But with enough determination and cooperation, all of these hurdles can be cleared. Political leadership and a long-term vision for what the West " and Canada " can become is what is truly needed to make a west- ern energy accord happen. What this country does not need is for Ottawa to initiate an NEP redux. It would crip- ple the country’s energy sector and further alienate and infuriate Albertans. An Alberta-led western energy accord would demonstrate that energy supply and provincial imbalances can be addressed through a positive, cooperative policy.

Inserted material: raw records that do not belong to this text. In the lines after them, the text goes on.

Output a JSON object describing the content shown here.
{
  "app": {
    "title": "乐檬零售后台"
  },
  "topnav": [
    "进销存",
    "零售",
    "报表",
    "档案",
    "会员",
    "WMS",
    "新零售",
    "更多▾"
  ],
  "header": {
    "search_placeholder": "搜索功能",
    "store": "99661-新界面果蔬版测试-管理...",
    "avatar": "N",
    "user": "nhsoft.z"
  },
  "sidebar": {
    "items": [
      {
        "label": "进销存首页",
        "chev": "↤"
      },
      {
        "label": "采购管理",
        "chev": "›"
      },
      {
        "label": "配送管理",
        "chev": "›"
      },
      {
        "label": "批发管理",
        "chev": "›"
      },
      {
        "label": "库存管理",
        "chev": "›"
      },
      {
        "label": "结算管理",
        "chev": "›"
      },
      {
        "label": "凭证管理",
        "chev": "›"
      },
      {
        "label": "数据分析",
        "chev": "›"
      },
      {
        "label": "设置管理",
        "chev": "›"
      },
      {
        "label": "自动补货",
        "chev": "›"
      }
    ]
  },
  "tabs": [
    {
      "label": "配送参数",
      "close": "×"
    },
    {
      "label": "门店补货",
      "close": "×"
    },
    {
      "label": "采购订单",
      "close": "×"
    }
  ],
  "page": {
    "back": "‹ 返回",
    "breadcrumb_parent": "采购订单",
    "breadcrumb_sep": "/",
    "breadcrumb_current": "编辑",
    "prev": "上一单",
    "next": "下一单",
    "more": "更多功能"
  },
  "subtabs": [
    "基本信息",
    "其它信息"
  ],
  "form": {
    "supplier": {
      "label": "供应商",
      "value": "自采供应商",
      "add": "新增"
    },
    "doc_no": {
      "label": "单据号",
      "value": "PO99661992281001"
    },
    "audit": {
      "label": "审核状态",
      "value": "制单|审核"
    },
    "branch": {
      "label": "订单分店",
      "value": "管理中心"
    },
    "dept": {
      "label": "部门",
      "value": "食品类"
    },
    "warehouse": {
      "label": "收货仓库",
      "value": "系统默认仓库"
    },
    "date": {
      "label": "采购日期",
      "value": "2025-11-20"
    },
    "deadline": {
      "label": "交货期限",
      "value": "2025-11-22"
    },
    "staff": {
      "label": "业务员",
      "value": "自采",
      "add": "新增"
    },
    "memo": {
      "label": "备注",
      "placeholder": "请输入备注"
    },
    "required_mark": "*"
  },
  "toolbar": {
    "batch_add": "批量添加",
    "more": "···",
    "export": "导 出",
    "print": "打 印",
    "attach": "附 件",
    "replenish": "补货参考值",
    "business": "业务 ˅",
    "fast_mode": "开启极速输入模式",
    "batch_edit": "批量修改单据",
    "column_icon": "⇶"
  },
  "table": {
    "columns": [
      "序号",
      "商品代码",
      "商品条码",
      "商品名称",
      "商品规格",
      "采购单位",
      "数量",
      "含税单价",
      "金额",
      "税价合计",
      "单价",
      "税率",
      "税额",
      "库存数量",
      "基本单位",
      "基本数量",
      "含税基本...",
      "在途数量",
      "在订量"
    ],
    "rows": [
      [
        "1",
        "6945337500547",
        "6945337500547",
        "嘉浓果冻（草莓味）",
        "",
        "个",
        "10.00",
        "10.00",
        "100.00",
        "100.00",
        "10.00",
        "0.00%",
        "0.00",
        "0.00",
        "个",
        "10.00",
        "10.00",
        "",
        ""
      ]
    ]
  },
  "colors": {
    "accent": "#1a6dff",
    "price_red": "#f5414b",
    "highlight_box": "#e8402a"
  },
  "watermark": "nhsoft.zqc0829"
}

Such an agreement would be most workable and practical if it remained an accord among the four western provinces. This is in no way meant to purposely exclude other provinces from the agreement. Rather, it is to simplify the negotiations and to recognize the geographic proximity that binds many of the West’s energy resources. However, the point of the agreement would also be to demonstrate to the rest of the country what can be achieved through cooperation, rather than turf protection.
Once the accord has proven its value, it would be a logical next-step to eventually invite other provinces to join. For example, once Ontario sees the benefits of such an energy accord, it may choose to enter. All of the other provinces have some form of energy resources, too: nuclear in Ontario and New Brunswick, hydro in Quebec and Newfoundland, gas and coal in Nova Scotia, etc. The accord could be the most effective nation-building policy Canada has enjoyed in quite some time.

Most appealing, all of the provinces have a long-term interest in developing clean, renewable forms of energy. The pool of energy revenue would be available for investing in research projects in all of the member provinces.

In the short run, Alberta may have the most to lose with this idea. But in the long run, it has the most to gain. The province is blessed with hydro- carbon resources and prices are currently high. And while things look good in the foresee- able future, the party can’t last for ever. By forging an energy accord that includes all of west- ern Canada’s energy resources " including the research and development in clean and renewable resources " Alberta would greatly strengthen its own long-term energy position.

Alberta has strong cards in its hand at the moment. By ini- tiating a western energy accord it would not only show a great deal of goodwill to its provincial neighbours, it would deflect criticism and envy directed its way by other governments struggling to balance their budgets. It would be a pre-emptive strike.

Energy resources will continue to create wealth and improve our standard of living. National unity will be strength- ened. The energy supply will increase. Canada will become the world leader in development alternate forms of energy. And it will all start with Alberta.